From the very beginning, we as readers are given more information than those around Lydia.  Ng tells us that Lydia is already dead, but her family are completely unaware of this fact, and continue to cling on to the hope that she will walk back into their lives as though nothing has happened.  The fissures within the family come to light as the story moves on, and one finds oneself continually drawing one’s own conclusions about what has happened to cause Lydia’s death.

Ng’s writing style and the plot which she has crafted is absorbing.  She has taken into account a generational mixture of characters, whose reactions to Lydia’s disappearance – and later to her death – have been well considered and are, as a result, believable.  Each of these characters has been followed in turn, which allows Ng to build both her creations and the story in which they find themselves.

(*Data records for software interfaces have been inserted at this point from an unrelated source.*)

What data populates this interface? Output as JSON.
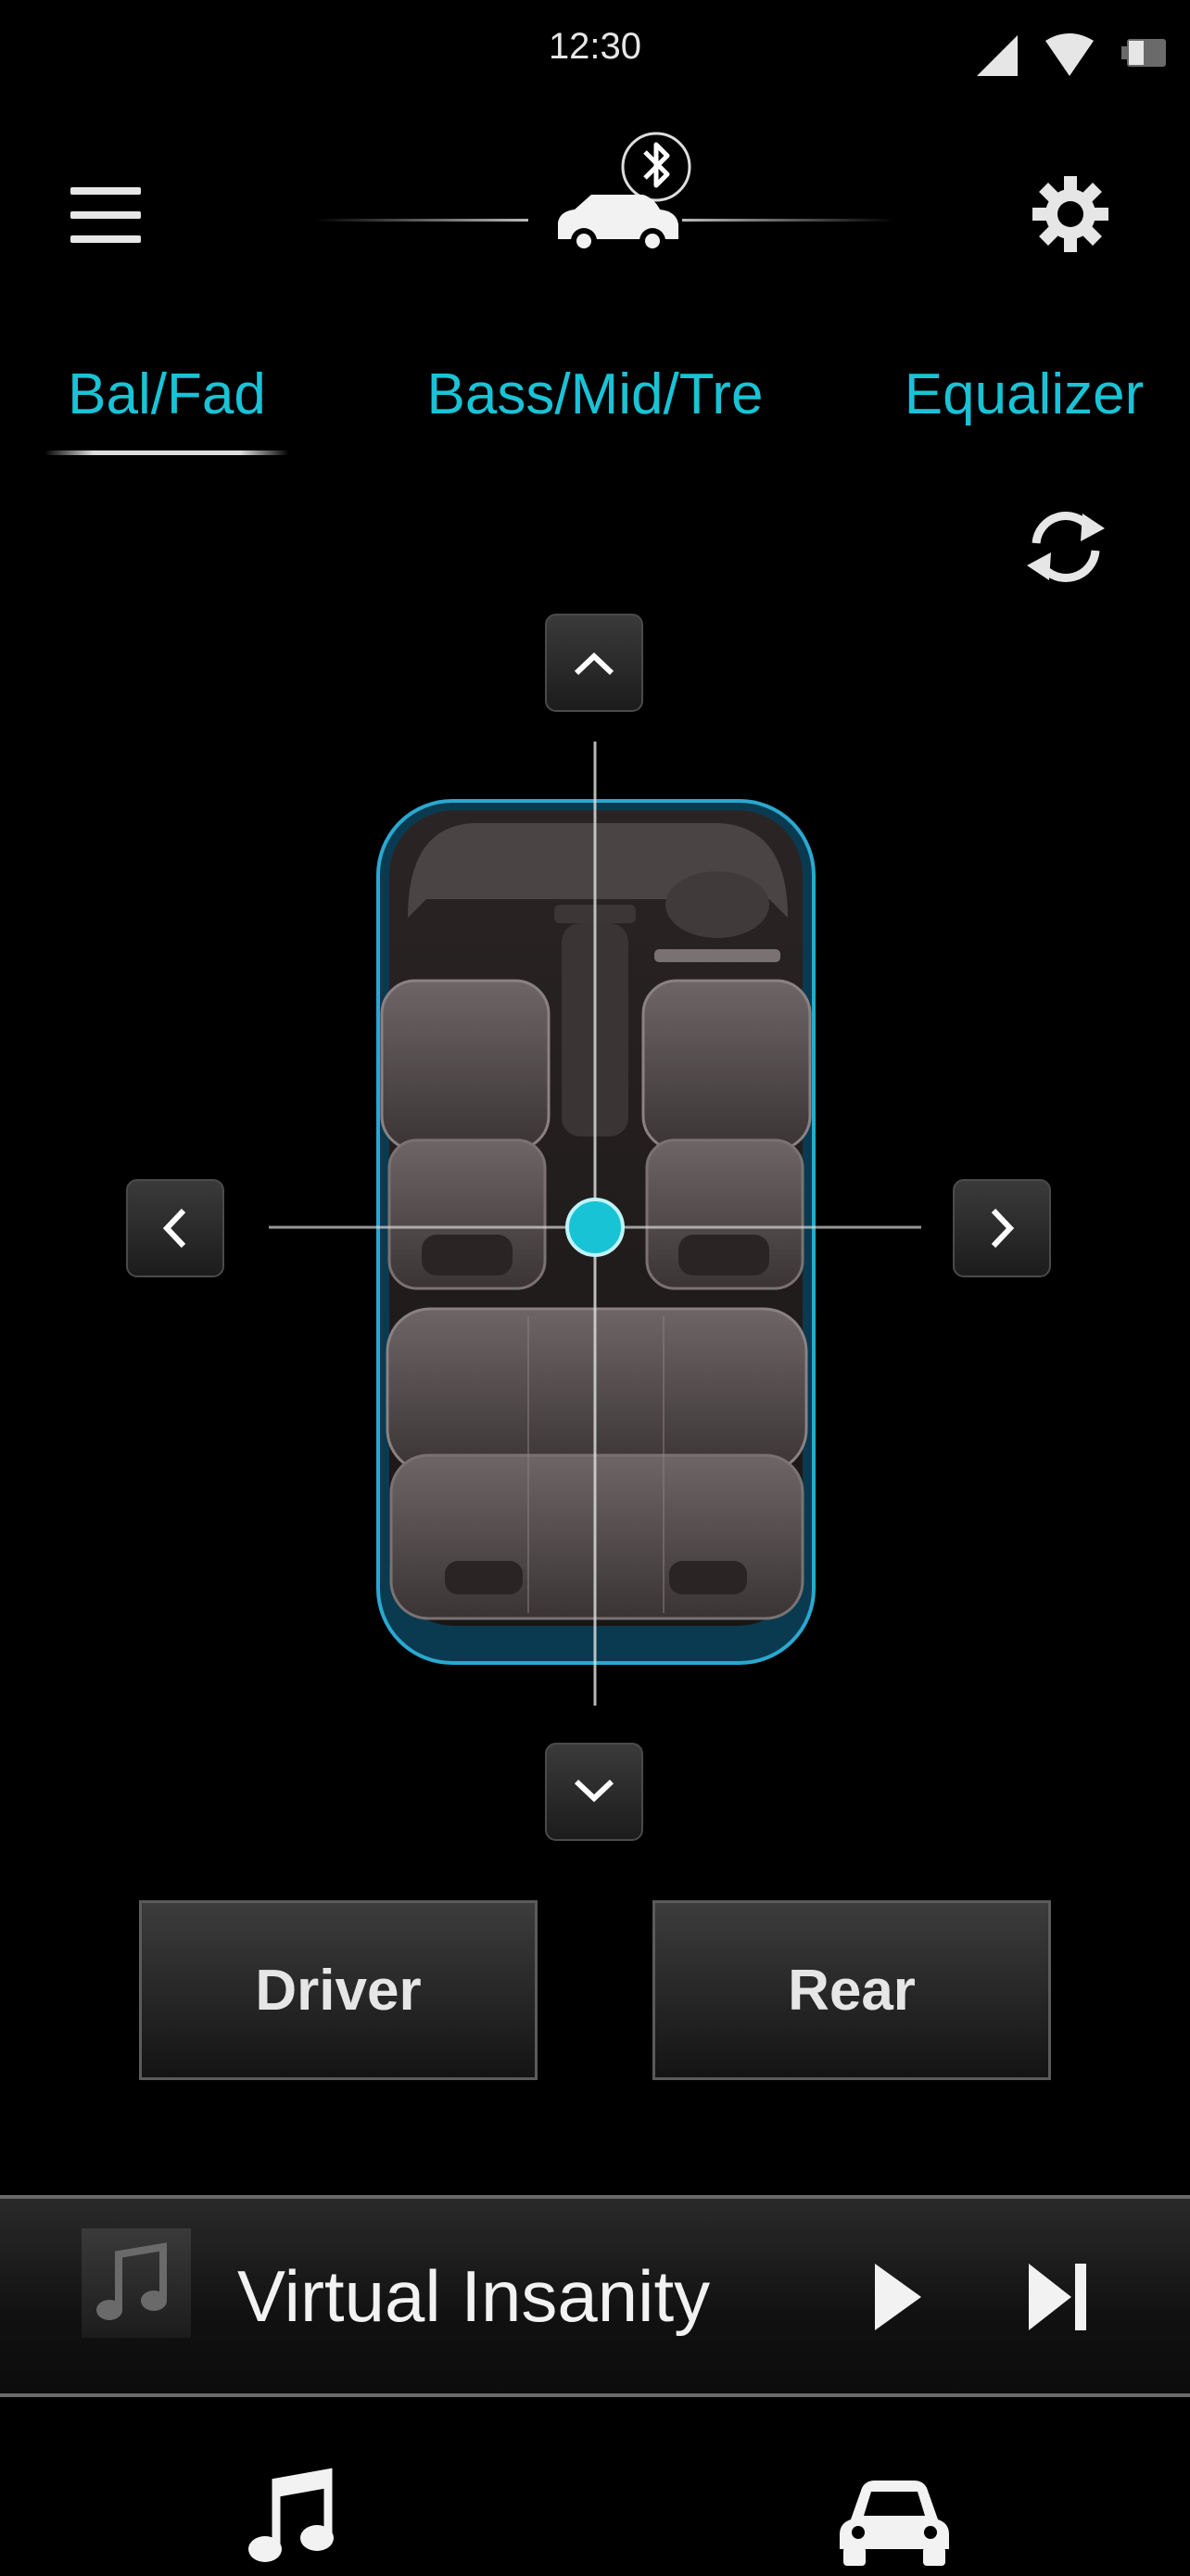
{
  "status_bar": {
    "time": "12:30"
  },
  "header": {
    "menu_icon": "hamburger-menu-icon",
    "car_icon": "car-bluetooth-icon",
    "settings_icon": "gear-icon"
  },
  "tabs": [
    {
      "label": "Bal/Fad",
      "active": true
    },
    {
      "label": "Bass/Mid/Tre",
      "active": false
    },
    {
      "label": "Equalizer",
      "active": false
    }
  ],
  "balance_fader": {
    "reset_icon": "reset-icon",
    "accent_color": "#19c3d6"
  },
  "buttons": {
    "driver": "Driver",
    "rear": "Rear"
  },
  "player": {
    "title": "Virtual Insanity"
  },
  "bottom_nav": {
    "music_icon": "music-note-icon",
    "car_icon": "car-icon"
  }
}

The structure of the novel – which outlines portions of the story from the perspective of different periods – ensures that the reader’s attention is held throughout.  A great deal of themes are at play in Everything I Never Told You too, from secrets and deception to grief and racism.  The pace works nicely, and the whole has been very well written.  Nothing is quite as it seems, and surprises are thrown up throughout, making Everything I Never Told You one of the most thought-provoking contemporary novels of late.

Purchase from The Book Depository